[[ Material for the task open ]]

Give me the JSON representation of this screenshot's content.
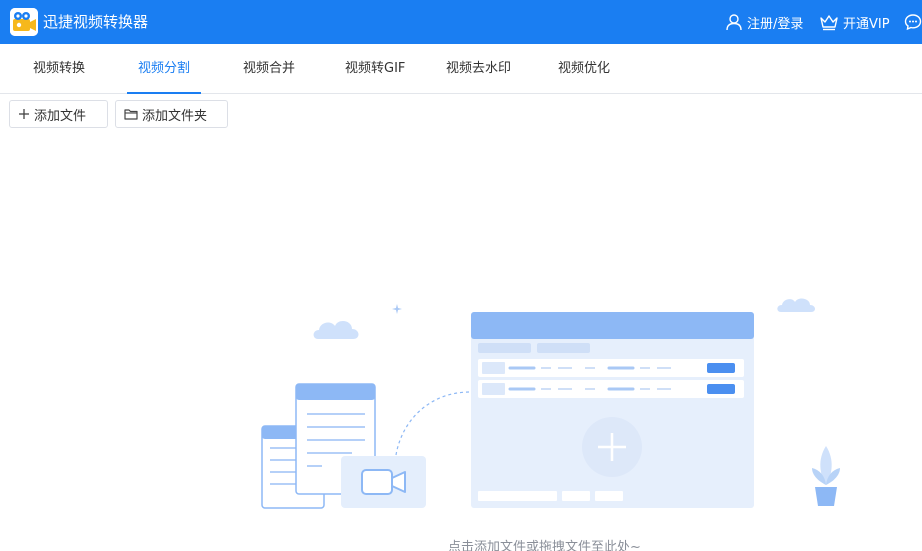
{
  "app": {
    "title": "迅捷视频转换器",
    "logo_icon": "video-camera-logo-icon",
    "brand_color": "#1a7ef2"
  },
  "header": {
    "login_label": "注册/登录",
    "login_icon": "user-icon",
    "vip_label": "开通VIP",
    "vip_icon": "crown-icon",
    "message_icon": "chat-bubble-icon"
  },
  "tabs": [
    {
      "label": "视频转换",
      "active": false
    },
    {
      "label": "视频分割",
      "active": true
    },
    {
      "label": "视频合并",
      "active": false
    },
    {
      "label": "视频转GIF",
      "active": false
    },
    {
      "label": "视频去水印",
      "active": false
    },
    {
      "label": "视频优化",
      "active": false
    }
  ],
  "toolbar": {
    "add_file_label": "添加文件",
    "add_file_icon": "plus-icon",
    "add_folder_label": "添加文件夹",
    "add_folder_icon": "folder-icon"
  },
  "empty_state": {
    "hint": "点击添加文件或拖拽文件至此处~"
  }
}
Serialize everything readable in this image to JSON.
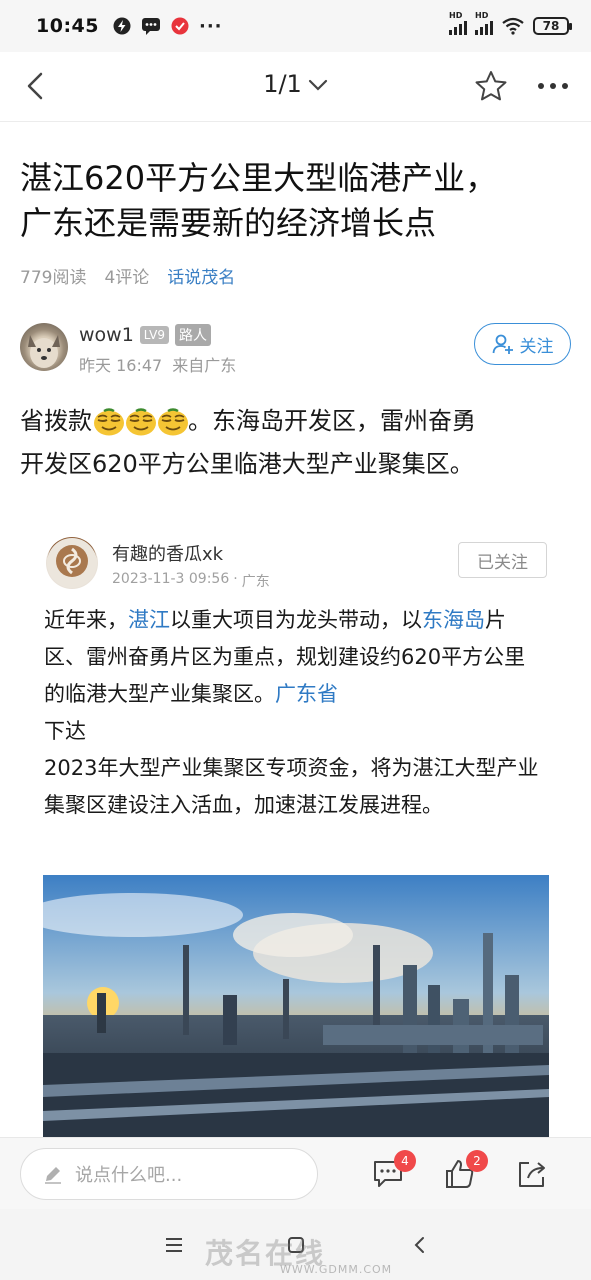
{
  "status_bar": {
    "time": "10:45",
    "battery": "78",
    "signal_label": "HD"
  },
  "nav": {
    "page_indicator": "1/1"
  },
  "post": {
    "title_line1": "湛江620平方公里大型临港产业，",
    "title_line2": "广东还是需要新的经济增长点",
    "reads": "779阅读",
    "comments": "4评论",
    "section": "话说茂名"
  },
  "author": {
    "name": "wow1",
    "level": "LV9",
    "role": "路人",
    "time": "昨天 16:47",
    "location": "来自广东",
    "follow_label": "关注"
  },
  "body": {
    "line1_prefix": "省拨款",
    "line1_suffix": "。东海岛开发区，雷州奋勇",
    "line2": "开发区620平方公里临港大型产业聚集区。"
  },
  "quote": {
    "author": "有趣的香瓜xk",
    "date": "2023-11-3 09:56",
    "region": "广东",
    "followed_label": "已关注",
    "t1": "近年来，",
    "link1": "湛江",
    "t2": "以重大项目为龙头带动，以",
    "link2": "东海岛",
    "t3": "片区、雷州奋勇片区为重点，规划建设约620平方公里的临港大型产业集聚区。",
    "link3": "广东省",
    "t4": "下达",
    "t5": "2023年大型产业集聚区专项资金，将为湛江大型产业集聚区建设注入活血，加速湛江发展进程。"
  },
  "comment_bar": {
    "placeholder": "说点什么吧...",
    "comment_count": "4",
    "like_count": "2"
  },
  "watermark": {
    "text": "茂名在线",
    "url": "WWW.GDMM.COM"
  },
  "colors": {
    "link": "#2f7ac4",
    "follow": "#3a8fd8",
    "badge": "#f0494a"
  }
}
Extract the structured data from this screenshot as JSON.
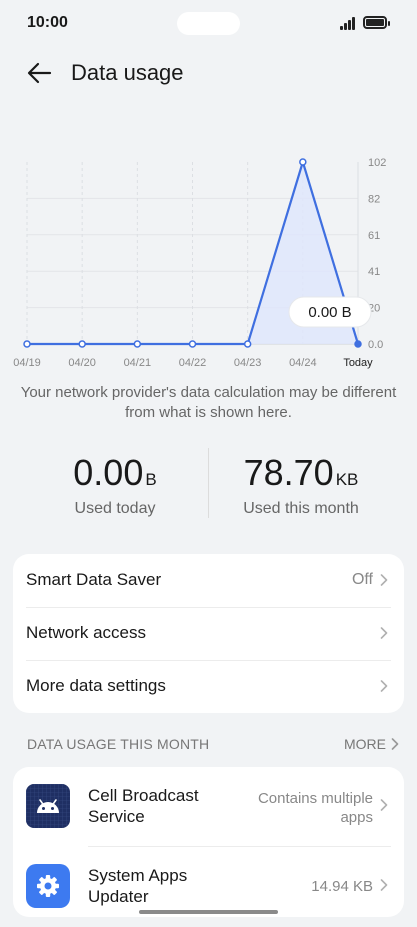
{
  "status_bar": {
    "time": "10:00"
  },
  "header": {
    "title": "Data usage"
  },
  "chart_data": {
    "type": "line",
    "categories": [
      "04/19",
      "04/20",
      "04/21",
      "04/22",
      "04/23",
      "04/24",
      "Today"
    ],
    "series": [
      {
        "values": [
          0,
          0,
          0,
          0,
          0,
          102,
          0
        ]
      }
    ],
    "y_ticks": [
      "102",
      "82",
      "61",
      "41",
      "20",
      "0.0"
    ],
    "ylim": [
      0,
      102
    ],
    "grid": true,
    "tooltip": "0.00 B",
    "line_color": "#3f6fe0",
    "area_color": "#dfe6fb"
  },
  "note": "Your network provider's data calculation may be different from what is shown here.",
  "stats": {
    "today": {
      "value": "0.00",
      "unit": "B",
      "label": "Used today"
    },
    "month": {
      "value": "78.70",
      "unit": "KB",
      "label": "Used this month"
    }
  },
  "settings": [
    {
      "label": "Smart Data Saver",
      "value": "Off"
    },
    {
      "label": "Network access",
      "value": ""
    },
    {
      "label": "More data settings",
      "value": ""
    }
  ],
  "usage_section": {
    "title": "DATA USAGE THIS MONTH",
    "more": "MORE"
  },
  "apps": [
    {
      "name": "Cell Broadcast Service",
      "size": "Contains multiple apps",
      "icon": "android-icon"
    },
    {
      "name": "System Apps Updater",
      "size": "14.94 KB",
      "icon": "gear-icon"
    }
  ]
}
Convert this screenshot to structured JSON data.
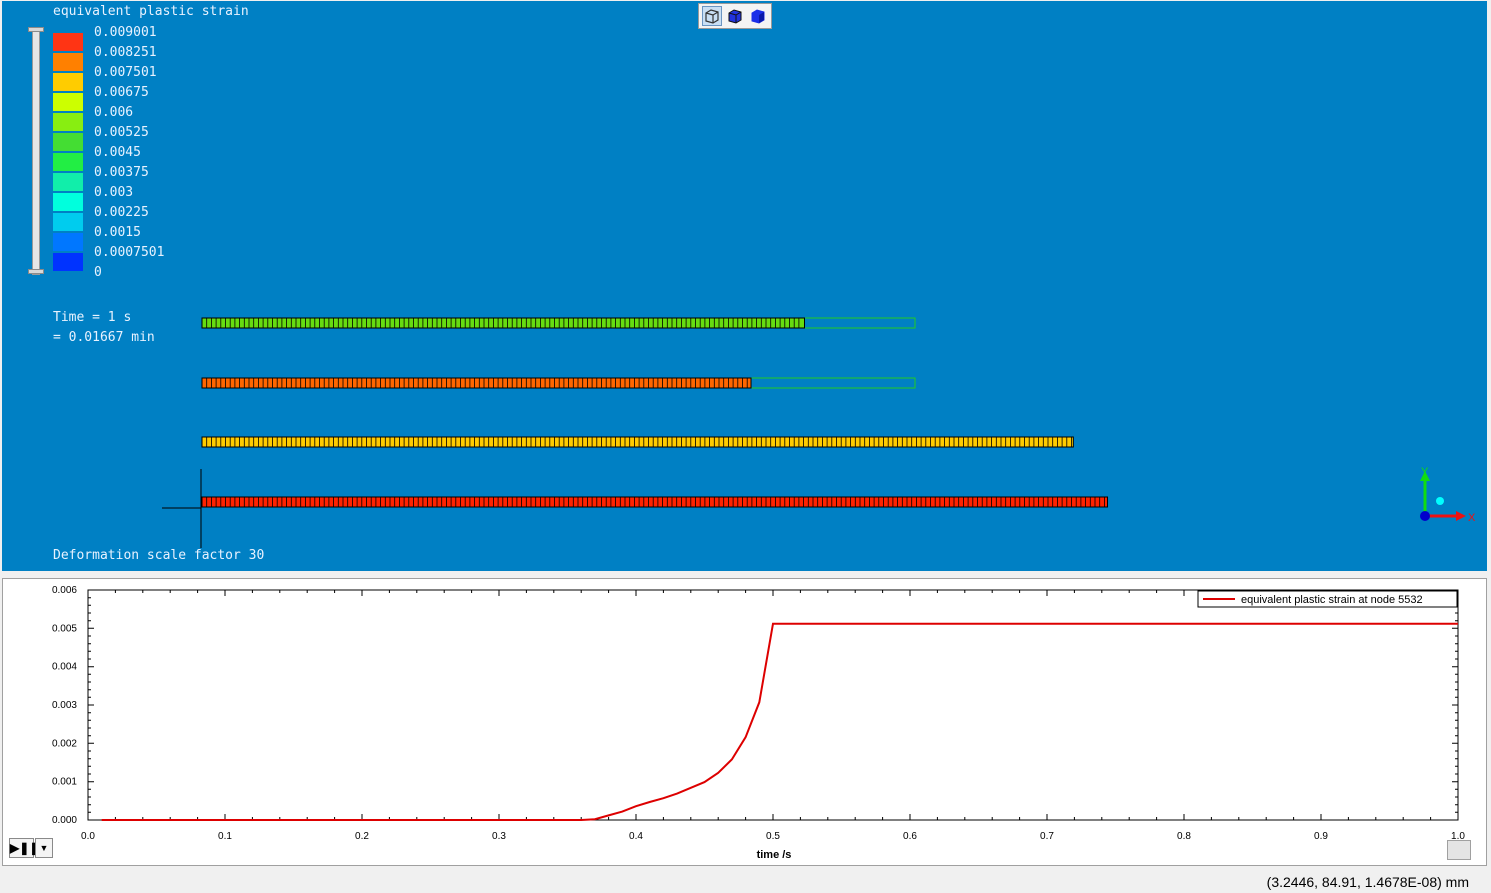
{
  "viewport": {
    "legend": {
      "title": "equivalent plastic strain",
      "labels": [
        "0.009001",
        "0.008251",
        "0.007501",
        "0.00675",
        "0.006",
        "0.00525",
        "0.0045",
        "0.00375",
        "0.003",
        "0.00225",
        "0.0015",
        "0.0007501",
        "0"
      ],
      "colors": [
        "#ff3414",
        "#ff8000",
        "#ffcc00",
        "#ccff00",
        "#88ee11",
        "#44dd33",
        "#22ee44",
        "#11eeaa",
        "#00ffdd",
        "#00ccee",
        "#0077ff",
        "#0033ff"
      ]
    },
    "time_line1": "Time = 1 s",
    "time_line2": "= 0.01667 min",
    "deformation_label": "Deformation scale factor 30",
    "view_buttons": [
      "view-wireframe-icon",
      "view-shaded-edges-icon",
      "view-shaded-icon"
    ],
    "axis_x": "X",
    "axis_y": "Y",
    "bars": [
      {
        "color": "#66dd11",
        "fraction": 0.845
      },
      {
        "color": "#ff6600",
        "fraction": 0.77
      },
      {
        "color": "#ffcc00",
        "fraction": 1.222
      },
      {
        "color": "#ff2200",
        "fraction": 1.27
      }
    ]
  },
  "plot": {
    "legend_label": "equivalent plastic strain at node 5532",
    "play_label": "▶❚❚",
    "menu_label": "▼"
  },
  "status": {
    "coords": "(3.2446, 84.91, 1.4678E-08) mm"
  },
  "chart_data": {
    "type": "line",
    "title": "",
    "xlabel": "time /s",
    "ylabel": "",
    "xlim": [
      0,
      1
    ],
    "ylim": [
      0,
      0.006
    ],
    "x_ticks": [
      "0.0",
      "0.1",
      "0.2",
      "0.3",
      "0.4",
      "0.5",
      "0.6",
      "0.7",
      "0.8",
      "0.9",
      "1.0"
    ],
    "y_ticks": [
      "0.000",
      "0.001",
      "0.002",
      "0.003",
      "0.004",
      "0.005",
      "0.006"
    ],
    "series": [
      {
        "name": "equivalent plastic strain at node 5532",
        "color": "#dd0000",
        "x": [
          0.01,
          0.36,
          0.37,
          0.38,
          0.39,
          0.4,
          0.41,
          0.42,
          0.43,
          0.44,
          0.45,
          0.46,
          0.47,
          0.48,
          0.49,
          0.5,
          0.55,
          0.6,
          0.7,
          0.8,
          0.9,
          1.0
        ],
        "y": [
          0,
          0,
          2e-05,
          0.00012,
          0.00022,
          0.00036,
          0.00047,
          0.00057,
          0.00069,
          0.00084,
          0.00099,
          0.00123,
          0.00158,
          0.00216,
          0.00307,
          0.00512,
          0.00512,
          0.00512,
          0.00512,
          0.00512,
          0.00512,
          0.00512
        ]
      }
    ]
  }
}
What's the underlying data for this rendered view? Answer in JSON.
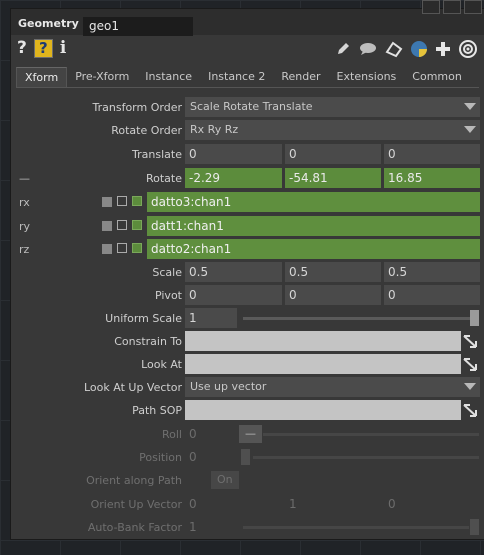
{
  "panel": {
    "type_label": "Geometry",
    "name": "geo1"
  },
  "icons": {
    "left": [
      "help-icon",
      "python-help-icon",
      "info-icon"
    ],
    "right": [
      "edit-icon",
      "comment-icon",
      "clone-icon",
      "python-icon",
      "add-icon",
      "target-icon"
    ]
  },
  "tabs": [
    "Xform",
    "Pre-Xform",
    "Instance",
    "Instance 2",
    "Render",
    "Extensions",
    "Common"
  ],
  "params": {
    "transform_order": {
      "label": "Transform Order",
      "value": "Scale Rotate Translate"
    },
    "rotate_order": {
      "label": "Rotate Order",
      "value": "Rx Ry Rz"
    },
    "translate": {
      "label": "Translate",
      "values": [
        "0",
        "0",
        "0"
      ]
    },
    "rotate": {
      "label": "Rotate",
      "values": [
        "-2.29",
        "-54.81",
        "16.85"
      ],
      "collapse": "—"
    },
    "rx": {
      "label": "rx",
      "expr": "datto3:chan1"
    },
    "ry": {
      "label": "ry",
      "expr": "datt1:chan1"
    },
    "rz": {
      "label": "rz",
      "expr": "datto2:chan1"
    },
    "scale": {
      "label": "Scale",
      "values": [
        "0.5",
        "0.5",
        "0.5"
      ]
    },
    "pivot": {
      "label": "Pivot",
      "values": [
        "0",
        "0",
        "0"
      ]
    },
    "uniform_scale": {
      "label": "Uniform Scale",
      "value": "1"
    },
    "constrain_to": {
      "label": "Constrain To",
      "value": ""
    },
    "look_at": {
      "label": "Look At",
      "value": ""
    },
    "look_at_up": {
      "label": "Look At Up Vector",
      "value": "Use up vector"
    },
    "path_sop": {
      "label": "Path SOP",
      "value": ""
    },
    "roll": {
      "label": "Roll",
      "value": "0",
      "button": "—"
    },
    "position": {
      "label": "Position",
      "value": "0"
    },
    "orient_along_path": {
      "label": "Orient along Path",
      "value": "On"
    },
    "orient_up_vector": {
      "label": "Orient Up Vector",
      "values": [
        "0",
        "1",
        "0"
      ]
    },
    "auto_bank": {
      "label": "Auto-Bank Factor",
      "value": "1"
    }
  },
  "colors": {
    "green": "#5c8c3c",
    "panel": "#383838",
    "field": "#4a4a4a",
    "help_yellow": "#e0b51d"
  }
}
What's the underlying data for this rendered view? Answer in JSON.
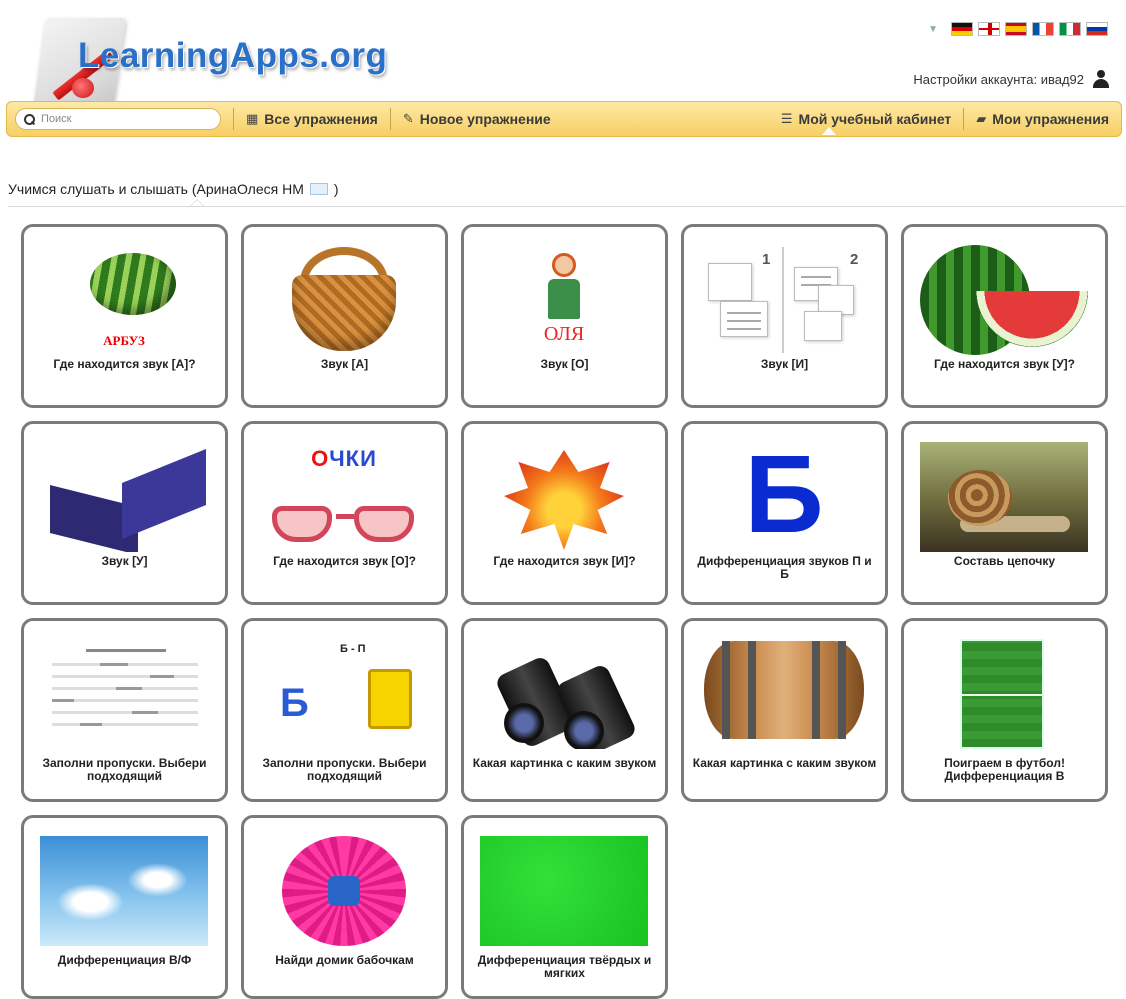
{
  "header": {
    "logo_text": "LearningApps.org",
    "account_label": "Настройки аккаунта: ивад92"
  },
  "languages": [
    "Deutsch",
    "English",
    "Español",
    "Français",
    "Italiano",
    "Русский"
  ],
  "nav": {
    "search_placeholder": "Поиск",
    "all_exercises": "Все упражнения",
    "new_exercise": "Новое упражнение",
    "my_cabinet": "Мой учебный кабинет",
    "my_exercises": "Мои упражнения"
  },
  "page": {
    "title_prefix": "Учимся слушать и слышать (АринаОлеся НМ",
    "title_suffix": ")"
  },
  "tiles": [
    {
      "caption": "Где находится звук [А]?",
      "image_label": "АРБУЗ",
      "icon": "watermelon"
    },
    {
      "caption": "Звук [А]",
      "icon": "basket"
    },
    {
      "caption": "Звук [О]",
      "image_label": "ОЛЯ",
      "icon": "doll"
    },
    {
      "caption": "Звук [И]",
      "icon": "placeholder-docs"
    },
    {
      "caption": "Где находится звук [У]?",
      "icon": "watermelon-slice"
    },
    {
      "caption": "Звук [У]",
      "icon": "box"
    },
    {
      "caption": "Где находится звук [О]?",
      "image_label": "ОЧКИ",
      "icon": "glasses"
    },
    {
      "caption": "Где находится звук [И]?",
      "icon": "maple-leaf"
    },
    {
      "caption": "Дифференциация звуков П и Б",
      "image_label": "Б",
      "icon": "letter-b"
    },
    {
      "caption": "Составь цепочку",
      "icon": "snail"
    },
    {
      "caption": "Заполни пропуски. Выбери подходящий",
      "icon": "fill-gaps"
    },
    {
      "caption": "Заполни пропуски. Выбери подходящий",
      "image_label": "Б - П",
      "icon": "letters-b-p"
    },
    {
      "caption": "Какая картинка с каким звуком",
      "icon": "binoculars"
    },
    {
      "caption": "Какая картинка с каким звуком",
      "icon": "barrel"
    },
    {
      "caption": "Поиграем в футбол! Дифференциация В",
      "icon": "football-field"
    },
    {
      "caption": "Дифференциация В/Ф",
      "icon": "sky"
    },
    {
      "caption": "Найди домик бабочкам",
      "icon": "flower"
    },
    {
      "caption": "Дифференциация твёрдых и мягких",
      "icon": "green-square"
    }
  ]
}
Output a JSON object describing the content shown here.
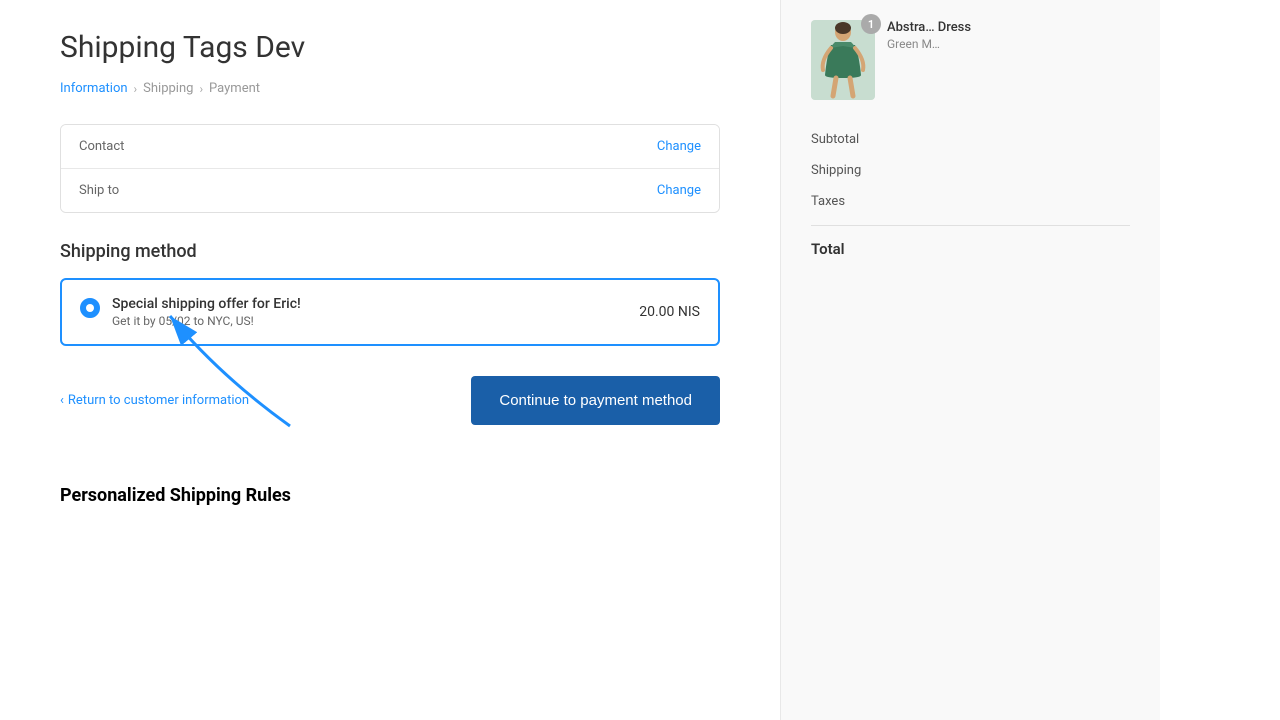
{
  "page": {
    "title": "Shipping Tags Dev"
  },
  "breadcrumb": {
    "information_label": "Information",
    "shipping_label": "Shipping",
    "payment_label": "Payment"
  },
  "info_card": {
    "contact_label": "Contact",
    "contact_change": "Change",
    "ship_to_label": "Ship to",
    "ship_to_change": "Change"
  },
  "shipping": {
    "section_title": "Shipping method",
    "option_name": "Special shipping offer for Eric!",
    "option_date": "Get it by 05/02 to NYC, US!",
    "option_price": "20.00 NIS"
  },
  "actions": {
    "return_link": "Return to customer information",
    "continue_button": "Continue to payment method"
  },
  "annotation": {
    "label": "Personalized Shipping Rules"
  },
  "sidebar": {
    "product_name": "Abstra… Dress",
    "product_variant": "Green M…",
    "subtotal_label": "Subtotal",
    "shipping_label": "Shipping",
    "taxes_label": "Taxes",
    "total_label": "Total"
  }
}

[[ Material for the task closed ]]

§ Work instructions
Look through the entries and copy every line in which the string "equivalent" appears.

§ Written solution
      "title": "equivalent plastic strain",
    "legend_label": "equivalent plastic strain at node 5532",
        "name": "equivalent plastic strain at node 5532",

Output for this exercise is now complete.